Problem: If a line of the records contains the word "Administrator", list it.

Dataset rows describing interfaces:
+---+

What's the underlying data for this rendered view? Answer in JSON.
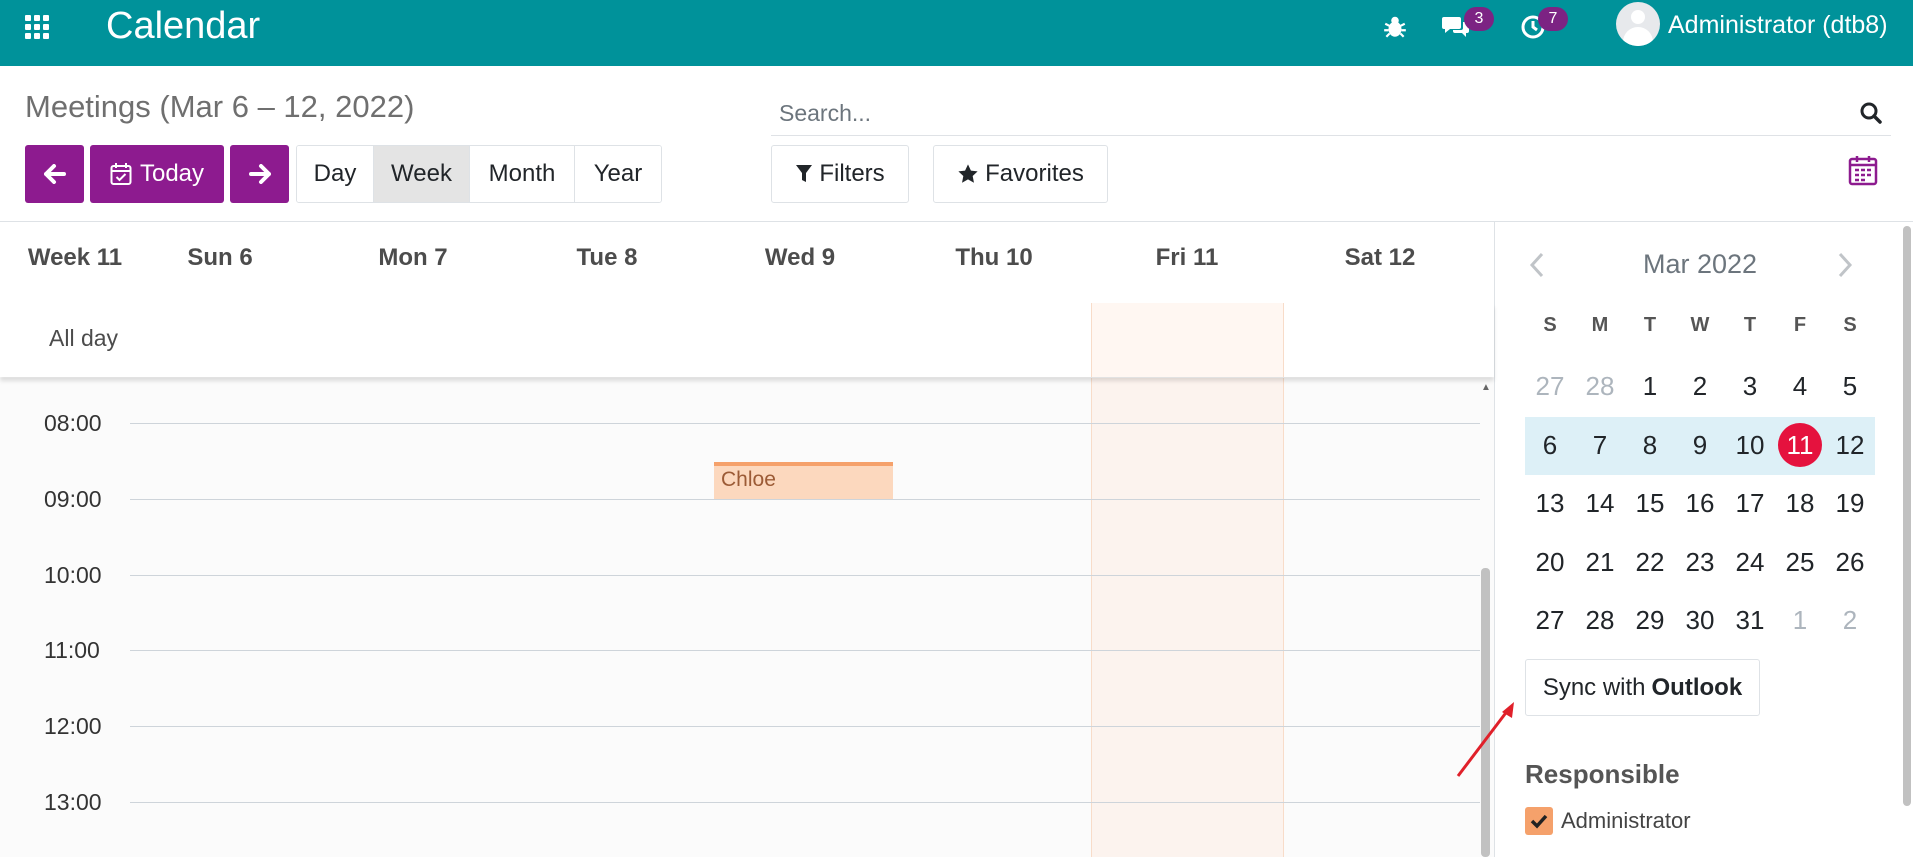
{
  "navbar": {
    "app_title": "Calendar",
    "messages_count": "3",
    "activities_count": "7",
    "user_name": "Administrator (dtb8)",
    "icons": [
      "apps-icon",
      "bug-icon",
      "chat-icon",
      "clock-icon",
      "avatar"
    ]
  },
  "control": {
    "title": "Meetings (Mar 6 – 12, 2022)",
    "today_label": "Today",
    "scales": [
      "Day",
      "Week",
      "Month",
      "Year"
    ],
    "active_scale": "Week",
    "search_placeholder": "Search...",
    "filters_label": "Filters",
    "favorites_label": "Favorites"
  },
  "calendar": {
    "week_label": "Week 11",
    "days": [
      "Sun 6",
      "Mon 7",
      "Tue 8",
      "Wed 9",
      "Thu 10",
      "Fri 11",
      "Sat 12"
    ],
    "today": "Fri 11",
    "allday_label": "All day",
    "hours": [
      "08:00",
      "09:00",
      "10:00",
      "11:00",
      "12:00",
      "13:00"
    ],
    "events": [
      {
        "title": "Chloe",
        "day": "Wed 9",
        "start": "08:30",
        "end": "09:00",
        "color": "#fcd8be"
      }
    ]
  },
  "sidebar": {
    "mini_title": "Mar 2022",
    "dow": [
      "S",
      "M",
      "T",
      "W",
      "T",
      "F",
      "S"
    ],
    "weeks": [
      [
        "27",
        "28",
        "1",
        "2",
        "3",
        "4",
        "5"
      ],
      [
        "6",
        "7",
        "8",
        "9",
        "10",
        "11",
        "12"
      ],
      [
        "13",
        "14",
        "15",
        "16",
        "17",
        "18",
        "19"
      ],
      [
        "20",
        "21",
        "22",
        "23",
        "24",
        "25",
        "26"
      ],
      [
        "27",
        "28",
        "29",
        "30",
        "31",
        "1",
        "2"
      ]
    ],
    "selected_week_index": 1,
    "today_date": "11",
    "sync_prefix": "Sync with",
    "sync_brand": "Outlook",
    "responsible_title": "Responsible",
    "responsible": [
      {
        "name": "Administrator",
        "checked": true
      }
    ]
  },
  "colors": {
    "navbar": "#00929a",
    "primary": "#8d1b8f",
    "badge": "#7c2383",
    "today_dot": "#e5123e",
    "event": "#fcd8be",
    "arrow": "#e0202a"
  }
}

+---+

Problem solution:
    "user_name": "Administrator (dtb8)",
        "name": "Administrator",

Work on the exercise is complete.